[Stored records]
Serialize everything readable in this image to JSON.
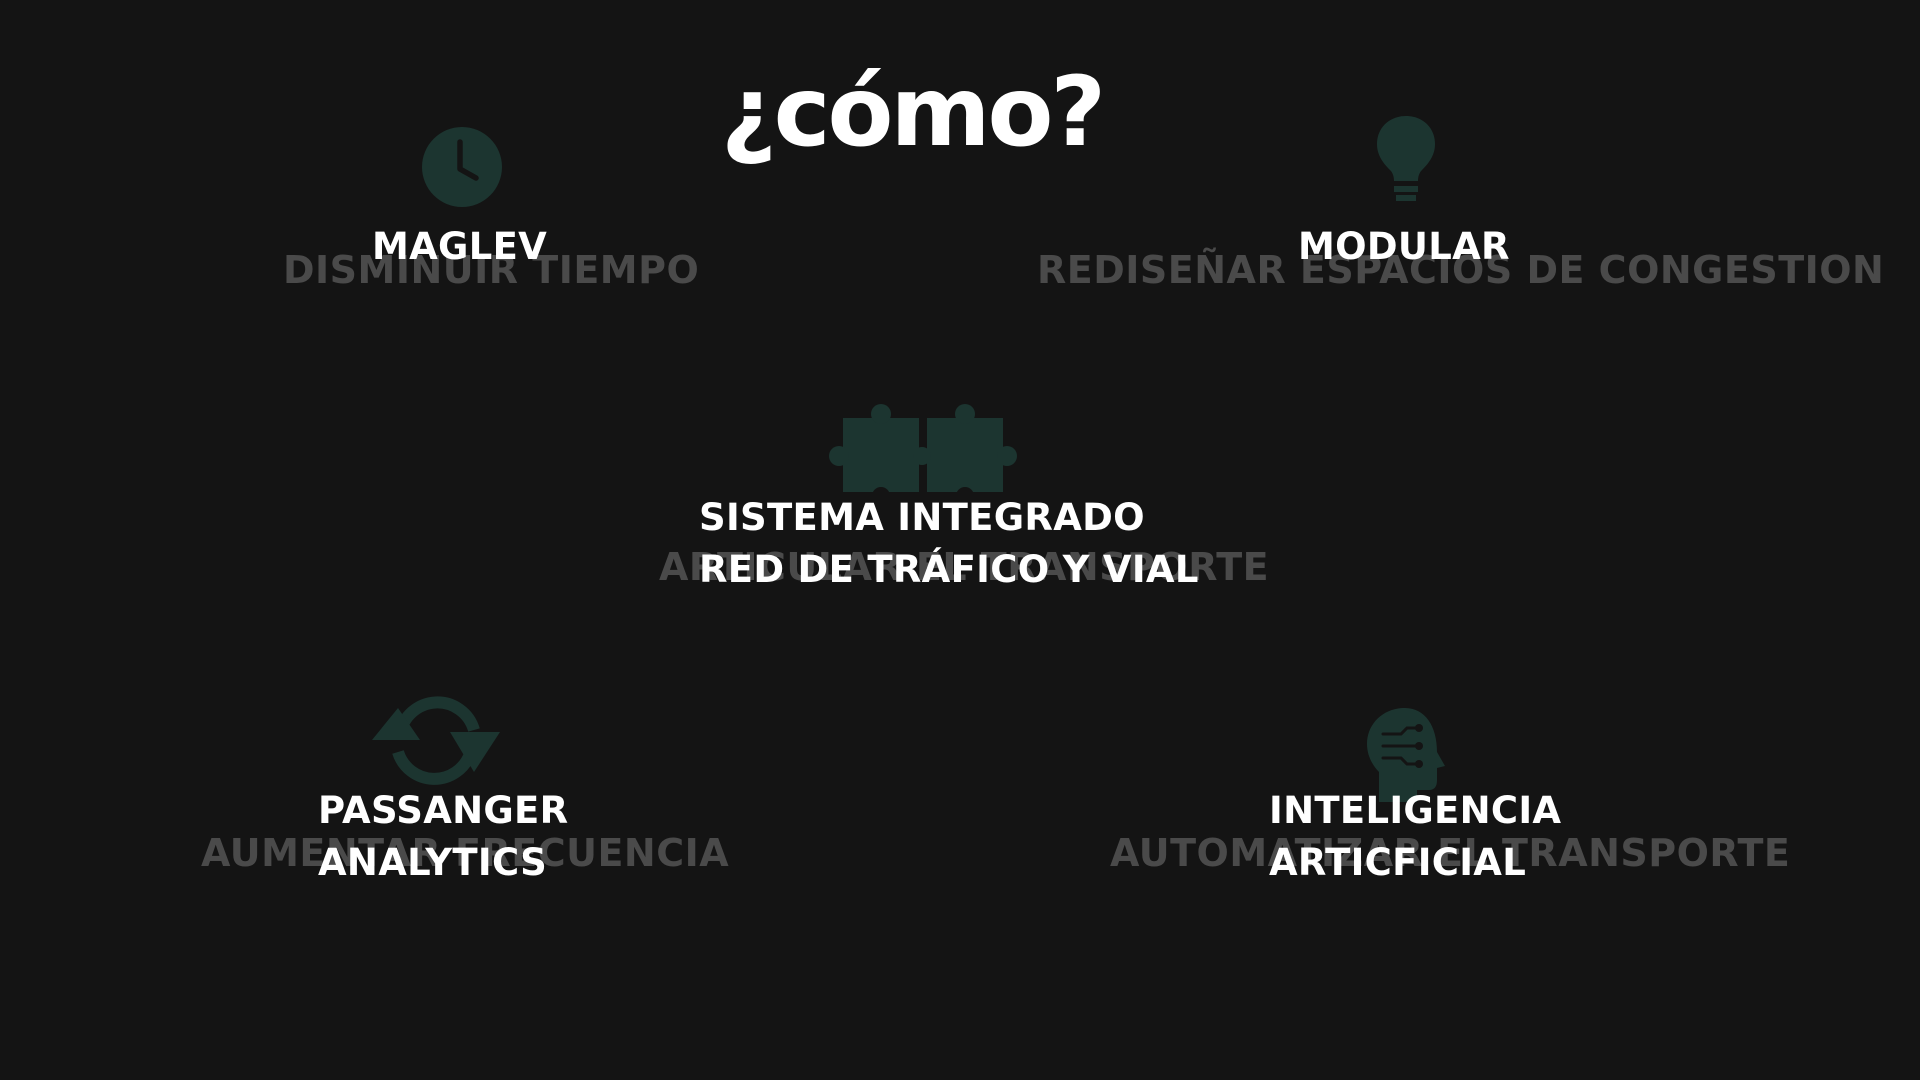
{
  "title": "¿cómo?",
  "colors": {
    "background": "#141414",
    "icon": "#1c3530",
    "ghost_text": "#4a4a4a",
    "label_text": "#ffffff"
  },
  "items": [
    {
      "icon": "clock-icon",
      "ghost": "DISMINUIR TIEMPO",
      "label_lines": [
        "MAGLEV"
      ]
    },
    {
      "icon": "lightbulb-icon",
      "ghost": "REDISEÑAR ESPACIOS DE CONGESTION",
      "label_lines": [
        "MODULAR"
      ]
    },
    {
      "icon": "puzzle-icon",
      "ghost": "ARTICULAR EL TRANSPORTE",
      "label_lines": [
        "SISTEMA INTEGRADO",
        "RED DE TRÁFICO Y VIAL"
      ]
    },
    {
      "icon": "refresh-icon",
      "ghost": "AUMENTAR FRECUENCIA",
      "label_lines": [
        "PASSANGER",
        "ANALYTICS"
      ]
    },
    {
      "icon": "ai-head-icon",
      "ghost": "AUTOMATIZAR EL TRANSPORTE",
      "label_lines": [
        "INTELIGENCIA",
        "ARTICFICIAL"
      ]
    }
  ]
}
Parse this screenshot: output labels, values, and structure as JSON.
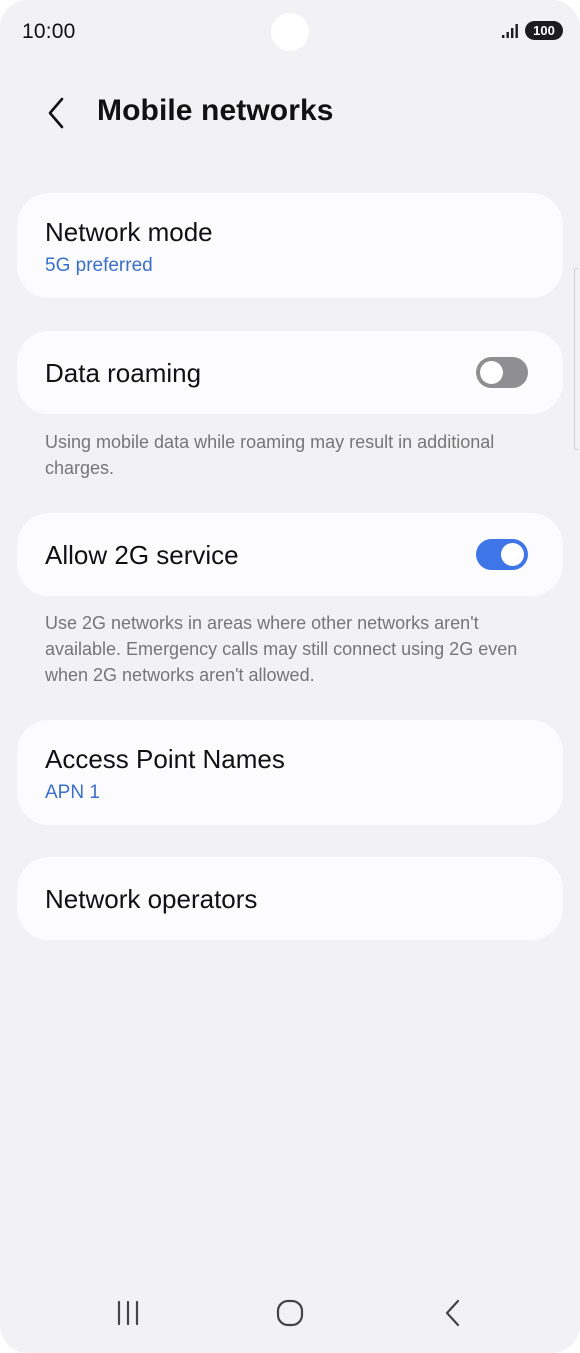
{
  "status_bar": {
    "time": "10:00",
    "battery": "100",
    "signal_icon": "signal-bars-icon"
  },
  "header": {
    "back_icon": "chevron-left-icon",
    "title": "Mobile networks"
  },
  "network_mode": {
    "title": "Network mode",
    "value": "5G preferred"
  },
  "data_roaming": {
    "title": "Data roaming",
    "enabled": false,
    "description": "Using mobile data while roaming may result in additional charges."
  },
  "allow_2g": {
    "title": "Allow 2G service",
    "enabled": true,
    "description": "Use 2G networks in areas where other networks aren't available. Emergency calls may still connect using 2G even when 2G networks aren't allowed."
  },
  "apn": {
    "title": "Access Point Names",
    "value": "APN 1"
  },
  "network_operators": {
    "title": "Network operators"
  },
  "nav_bar": {
    "recents_icon": "recents-icon",
    "home_icon": "home-icon",
    "back_icon": "back-icon"
  },
  "colors": {
    "accent": "#3e76e8",
    "link_text": "#3a6fc9",
    "background": "#f2f2f4",
    "card": "#fcfcfe",
    "toggle_off": "#8f8f91"
  }
}
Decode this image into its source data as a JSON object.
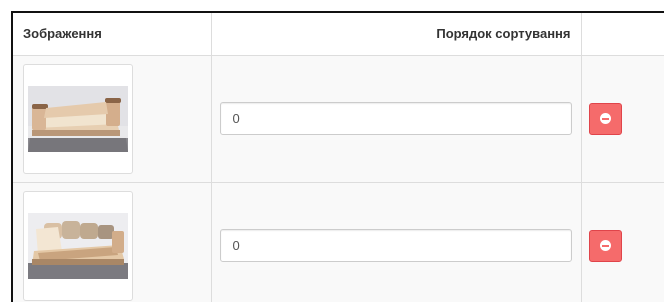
{
  "table": {
    "headers": {
      "image": "Зображення",
      "sort_order": "Порядок сортування",
      "action": ""
    },
    "rows": [
      {
        "image_alt": "sofa-folded-photo",
        "sort_order": "0"
      },
      {
        "image_alt": "sofa-open-storage-photo",
        "sort_order": "0"
      }
    ]
  },
  "colors": {
    "remove_button": "#f56b6b",
    "row_background": "#f9f9f9",
    "border": "#dddddd"
  },
  "icons": {
    "remove": "minus-circle-icon"
  }
}
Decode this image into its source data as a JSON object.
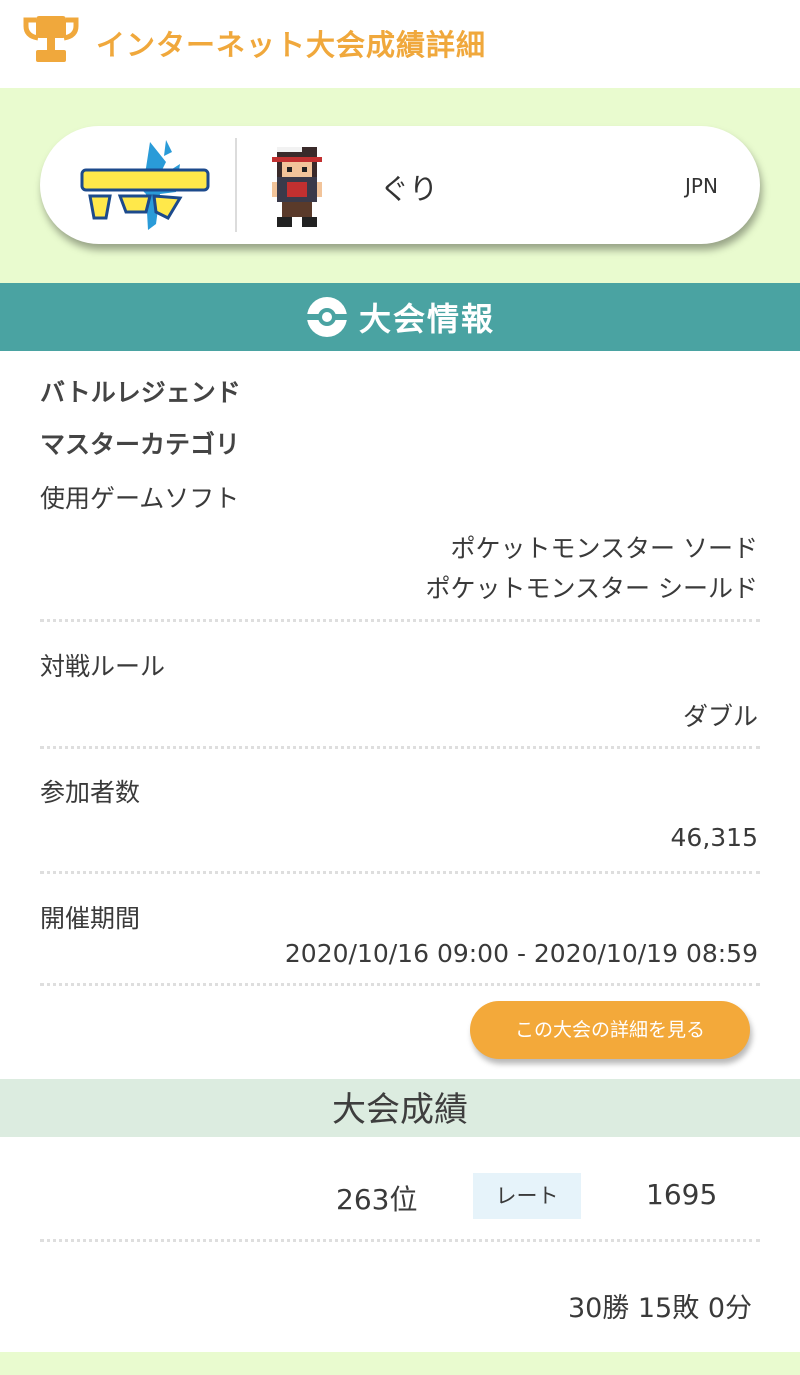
{
  "header": {
    "title": "インターネット大会成績詳細",
    "icon": "trophy-icon",
    "accent_color": "#f0a83c"
  },
  "player": {
    "game_logo": "pokemon-sword-logo",
    "name": "ぐり",
    "country": "JPN"
  },
  "tournament_section": {
    "title": "大会情報",
    "icon": "poke-ball-icon",
    "bar_color": "#4aa3a2",
    "name_line1": "バトルレジェンド",
    "name_line2": "マスターカテゴリ",
    "fields": [
      {
        "label": "使用ゲームソフト",
        "values": [
          "ポケットモンスター ソード",
          "ポケットモンスター シールド"
        ]
      },
      {
        "label": "対戦ルール",
        "values": [
          "ダブル"
        ]
      },
      {
        "label": "参加者数",
        "values": [
          "46,315"
        ]
      },
      {
        "label": "開催期間",
        "values": [
          "2020/10/16 09:00 - 2020/10/19 08:59"
        ]
      }
    ],
    "detail_button": "この大会の詳細を見る"
  },
  "results": {
    "title": "大会成績",
    "rank": "263位",
    "rate_label": "レート",
    "rate_value": "1695",
    "record": "30勝 15敗 0分"
  }
}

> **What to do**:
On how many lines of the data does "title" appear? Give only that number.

> **Result**:
10